In Tiverton and Honiton – where former MP Neil Parish quit after he was found watching pornography in Parliament – the Lib Dems won with a 30% swing.

The party quashed a Conservative majority of 24,239 – the largest ever to be overturned at a by-election.

Speaking from the Devon constituency, Liberal Democrat leader Sir Ed Davey said the Conservatives were “chaotic” and had “not got the policies for our country”.

The Conservatives also suffered a loss in West Yorkshire where Labour secured a 12.7% swing to regain the Wakefield constituency by 4,925 votes.

Labour leader Sir Keir Starmer said the election result was “a clear judgment on a Conservative Party that has run out of energy and ideas”.
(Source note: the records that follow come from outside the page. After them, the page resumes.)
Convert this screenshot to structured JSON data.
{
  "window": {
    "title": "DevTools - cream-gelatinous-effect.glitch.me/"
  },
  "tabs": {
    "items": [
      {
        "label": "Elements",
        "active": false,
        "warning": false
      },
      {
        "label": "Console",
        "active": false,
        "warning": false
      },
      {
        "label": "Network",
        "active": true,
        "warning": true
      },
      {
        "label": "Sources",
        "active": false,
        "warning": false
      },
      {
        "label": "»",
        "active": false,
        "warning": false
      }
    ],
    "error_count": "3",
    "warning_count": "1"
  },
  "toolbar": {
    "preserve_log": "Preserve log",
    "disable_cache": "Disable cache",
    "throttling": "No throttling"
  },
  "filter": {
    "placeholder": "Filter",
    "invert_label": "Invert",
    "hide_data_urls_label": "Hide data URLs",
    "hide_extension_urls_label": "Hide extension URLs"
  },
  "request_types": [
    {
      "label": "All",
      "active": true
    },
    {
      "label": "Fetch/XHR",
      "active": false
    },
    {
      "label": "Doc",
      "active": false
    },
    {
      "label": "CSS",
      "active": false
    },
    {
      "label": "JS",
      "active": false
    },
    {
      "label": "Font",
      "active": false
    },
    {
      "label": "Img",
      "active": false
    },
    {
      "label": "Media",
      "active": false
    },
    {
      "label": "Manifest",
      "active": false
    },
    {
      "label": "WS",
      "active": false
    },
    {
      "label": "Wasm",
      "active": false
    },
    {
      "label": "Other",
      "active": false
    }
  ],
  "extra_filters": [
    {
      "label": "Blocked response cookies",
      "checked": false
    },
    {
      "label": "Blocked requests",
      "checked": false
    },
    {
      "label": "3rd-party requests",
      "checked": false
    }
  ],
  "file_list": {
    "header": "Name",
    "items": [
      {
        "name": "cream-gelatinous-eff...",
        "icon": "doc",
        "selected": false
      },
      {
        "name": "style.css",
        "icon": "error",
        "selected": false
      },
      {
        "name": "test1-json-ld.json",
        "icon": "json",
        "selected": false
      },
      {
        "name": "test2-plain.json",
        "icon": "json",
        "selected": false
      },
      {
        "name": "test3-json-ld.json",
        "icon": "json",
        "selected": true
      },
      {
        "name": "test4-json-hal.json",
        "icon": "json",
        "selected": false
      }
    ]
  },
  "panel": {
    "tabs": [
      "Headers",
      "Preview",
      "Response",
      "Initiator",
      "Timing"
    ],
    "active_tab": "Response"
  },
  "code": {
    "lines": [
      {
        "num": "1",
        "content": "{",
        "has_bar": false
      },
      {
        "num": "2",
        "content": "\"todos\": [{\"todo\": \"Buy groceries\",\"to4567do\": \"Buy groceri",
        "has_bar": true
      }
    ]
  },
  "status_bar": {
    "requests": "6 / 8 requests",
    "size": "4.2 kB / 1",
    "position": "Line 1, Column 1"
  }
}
Labour “is back on the side of working people, winning seats where we lost before, and ready for government,” he added.